# Use the first law of thermodynamics to derive the pressure as a function of T, U, V and N

I am struggling with a thermodynamics question given $$S(U,V,N)=C_VNK_\mathrm b\ln U/U_0+NK_\mathrm b\ln V/V_0$$ (where $$U_0$$ and $$V_0$$ are the reference energies and volumes) and the first law of thermodynamics which is $$\mathrm dU=T\,\mathrm dS-p\,\mathrm dV+\mu\,\mathrm dN$$. The question asks to use the two expressions above to derive the pressure $$p$$ as a function of $$T$$, $$U$$, $$V$$ and $$N$$.

Would anyone be able to give me a hint as to where to start with this question?

• What are your thoughts so far? Aug 31, 2022 at 10:53
• Start by writing $dS=\left(\frac{\partial S}{\partial U}\right)_{V,N}dU+\left(\frac{\partial S}{\partial V}\right)_{U,N}dV+\left(\frac{\partial S}{\partial N}\right)_{U,V}dN$ Sep 1, 2022 at 20:12
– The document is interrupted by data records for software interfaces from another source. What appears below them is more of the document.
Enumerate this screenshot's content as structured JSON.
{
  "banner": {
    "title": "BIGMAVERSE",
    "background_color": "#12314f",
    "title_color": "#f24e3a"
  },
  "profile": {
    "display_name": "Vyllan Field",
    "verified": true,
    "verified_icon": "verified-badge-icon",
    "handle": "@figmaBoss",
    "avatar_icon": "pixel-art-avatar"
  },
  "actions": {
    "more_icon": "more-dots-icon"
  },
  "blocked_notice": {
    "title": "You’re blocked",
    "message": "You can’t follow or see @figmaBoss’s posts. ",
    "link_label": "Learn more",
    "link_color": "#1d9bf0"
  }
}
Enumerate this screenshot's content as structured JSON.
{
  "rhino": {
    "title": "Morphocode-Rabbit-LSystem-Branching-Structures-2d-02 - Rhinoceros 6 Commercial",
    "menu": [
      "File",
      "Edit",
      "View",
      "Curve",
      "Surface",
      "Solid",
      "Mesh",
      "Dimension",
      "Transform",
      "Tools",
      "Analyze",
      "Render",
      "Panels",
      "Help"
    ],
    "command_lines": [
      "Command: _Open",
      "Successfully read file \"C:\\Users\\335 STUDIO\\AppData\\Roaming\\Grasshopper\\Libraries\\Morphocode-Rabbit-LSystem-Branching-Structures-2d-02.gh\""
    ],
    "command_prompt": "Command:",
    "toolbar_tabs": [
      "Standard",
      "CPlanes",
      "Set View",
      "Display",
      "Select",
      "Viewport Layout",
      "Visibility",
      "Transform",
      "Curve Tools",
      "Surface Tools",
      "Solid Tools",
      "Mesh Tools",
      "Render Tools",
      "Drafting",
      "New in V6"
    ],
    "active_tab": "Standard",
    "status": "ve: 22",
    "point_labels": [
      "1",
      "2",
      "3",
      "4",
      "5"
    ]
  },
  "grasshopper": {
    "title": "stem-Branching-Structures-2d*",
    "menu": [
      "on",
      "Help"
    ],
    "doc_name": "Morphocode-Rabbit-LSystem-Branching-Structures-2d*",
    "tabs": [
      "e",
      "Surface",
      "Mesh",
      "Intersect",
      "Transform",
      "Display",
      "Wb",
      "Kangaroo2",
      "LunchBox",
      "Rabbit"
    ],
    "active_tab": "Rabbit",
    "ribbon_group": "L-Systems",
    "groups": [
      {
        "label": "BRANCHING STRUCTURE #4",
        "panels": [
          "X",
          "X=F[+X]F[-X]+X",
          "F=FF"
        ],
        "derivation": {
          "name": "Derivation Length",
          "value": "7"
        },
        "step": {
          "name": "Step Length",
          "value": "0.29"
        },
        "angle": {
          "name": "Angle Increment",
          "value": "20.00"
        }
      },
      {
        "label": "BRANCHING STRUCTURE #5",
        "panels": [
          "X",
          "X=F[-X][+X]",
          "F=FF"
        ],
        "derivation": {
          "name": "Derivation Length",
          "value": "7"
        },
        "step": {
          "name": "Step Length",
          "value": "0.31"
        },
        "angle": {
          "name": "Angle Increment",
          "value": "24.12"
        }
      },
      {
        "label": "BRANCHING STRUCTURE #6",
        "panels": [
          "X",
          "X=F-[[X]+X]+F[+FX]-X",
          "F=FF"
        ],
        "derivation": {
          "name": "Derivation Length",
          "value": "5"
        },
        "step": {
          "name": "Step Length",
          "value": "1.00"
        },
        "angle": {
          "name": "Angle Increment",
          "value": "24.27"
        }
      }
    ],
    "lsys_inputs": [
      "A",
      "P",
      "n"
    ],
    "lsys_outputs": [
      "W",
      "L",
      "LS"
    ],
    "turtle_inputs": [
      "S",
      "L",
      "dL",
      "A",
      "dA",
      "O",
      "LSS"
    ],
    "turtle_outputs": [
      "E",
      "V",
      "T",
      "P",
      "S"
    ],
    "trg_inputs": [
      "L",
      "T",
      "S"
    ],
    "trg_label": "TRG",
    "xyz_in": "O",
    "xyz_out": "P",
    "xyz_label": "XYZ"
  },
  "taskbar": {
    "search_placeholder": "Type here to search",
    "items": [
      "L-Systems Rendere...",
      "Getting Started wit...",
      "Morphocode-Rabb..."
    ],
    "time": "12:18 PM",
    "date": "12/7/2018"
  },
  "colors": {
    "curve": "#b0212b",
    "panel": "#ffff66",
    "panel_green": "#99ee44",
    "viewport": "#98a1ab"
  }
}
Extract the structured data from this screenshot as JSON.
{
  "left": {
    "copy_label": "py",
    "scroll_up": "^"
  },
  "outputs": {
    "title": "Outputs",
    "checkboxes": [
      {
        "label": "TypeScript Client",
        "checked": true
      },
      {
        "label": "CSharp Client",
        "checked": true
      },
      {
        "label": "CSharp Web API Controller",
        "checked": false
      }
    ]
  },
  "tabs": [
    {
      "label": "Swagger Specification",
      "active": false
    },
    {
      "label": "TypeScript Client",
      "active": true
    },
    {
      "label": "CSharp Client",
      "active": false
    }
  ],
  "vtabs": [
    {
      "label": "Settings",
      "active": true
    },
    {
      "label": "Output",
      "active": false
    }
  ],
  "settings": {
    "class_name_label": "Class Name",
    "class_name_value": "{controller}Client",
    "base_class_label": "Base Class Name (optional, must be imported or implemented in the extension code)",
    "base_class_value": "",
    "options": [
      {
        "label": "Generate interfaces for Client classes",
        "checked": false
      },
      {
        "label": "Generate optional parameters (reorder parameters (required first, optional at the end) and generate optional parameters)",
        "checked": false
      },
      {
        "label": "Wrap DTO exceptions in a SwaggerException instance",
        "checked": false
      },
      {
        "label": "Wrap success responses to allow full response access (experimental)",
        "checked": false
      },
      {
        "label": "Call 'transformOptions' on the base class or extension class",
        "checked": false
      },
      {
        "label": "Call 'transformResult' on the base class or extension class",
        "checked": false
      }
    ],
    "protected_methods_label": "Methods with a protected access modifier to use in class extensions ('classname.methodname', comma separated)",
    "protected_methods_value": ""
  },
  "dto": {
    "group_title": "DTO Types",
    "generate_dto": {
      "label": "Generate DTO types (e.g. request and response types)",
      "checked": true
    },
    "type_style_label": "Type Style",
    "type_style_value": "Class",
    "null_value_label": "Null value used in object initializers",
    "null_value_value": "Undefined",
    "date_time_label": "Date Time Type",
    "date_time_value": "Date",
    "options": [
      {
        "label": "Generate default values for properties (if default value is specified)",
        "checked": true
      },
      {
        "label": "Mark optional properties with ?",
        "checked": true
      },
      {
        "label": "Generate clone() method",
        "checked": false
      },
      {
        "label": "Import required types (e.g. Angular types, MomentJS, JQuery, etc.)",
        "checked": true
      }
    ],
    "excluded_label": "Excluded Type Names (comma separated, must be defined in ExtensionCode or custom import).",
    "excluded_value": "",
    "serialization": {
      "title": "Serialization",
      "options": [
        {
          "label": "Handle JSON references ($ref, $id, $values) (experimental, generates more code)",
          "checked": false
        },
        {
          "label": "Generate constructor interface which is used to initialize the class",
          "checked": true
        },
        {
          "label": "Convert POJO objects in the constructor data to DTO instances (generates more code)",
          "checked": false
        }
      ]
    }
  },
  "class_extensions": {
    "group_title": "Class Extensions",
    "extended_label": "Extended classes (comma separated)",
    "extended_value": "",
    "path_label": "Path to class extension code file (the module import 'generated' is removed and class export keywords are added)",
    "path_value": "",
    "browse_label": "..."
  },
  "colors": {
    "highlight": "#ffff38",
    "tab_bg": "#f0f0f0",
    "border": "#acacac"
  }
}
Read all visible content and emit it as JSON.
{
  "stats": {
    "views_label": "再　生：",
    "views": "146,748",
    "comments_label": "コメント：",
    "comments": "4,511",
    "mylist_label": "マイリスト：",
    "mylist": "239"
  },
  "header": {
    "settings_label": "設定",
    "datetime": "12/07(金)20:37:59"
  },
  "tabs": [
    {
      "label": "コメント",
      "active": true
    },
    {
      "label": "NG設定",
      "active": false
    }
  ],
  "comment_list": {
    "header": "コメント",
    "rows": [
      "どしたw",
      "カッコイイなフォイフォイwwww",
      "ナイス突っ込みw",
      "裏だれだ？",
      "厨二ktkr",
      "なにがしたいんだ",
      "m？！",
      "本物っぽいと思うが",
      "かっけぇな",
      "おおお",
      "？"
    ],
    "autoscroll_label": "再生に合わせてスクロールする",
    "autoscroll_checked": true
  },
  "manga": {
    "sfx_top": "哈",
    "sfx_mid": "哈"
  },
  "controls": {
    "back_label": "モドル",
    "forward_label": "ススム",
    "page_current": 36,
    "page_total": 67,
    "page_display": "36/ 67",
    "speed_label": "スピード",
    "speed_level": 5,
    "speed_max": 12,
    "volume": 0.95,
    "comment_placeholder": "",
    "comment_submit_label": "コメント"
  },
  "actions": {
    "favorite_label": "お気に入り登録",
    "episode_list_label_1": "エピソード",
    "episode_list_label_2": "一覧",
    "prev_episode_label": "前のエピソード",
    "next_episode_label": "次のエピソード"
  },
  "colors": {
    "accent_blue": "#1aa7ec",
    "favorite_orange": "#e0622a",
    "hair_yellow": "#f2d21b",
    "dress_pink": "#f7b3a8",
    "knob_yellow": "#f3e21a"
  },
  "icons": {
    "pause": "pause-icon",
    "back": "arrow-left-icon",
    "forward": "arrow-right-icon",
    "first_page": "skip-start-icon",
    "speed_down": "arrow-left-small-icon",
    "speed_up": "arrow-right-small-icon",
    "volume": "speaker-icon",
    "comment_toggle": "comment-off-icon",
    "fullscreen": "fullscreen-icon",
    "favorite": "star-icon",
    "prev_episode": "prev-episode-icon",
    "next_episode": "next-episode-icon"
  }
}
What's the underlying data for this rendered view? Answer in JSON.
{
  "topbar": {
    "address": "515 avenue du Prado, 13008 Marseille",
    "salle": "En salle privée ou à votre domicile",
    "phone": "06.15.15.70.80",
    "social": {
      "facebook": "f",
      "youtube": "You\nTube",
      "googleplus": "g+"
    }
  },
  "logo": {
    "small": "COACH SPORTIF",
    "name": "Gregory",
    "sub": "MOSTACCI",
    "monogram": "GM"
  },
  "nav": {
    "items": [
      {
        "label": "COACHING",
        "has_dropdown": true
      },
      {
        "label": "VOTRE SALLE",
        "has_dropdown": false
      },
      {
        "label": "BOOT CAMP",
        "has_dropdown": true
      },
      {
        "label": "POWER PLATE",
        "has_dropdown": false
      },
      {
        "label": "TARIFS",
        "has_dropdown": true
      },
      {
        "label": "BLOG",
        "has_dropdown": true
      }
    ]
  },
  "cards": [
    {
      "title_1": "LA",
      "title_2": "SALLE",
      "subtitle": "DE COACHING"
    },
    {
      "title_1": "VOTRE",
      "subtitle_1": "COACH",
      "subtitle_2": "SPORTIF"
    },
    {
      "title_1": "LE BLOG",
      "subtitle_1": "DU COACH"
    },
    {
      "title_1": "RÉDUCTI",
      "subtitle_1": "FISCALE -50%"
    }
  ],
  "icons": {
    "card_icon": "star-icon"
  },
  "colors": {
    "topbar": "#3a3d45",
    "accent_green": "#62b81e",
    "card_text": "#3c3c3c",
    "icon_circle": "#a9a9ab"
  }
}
1. Define $$s \triangleq S/N$$ to have the entropy per molecule.
2. Multiply both sides for Avogadro's number $$N_A$$ to have the molar entropy $$N_As$$ in the left-hand side and the $$R$$ constant in the right-hand side.
3. If you don't mind, I will abuse the notation a bit, and also call this new guy also $$s$$.
4. Eliminate the $$C_V$$ that appears in your equation, it seems to be a typo, and also it is not dimensionally correct.
The molar entropy then is $$s(u,v) = R\ln\left(\dfrac{u}{u_0}\right) + R\ln\left(\dfrac{v}{v_0}\right)\tag{1}$$ We can also put the molar internal energy in terms of the molar entropy and molar volume $$u(s,v) = u_0 \exp\bigg[\dfrac{s-R\ln(v/v_0)}{R}\bigg] \tag{2}$$ The first law for a closed system and a pure fluid yields $$du = -Pdv + Tds \tag{3}$$ For an isentropic process, we take the appropriate partial derivative for Eq. (2) and see what the 1st law tells us \begin{align} -P &= \bigg(\dfrac{\partial u}{\partial v}\bigg)_s \\ -P &= u_0 \exp\bigg[\dfrac{s-R\ln(v/v_0)}{R}\bigg]\bigg(-\frac{1}{v}\bigg) \\ -P &= u\bigg(-\frac{1}{v}\bigg) \rightarrow P = \dfrac{u}{v} \tag{4} \end{align} We could end here but we should continue. For an isochoric process, we take the appropriate partial derivative for Eq. (1), and see what the 1st law tells us \begin{align} du &= Tds \\ \dfrac{1}{T} &= \bigg(\dfrac{\partial s}{\partial u}\bigg)_v \\ \dfrac{1}{T} &= R\left(\dfrac{1}{u}\right) \rightarrow u = RT \tag{5} \end{align} Combining Eqs. (4) and (5) $$\boxed{P = \dfrac{RT}{v} = \dfrac{nRT}{V} = \dfrac{Nk_BT}{V}}$$ This is, the entropy function they gave you is that of an ideal gas.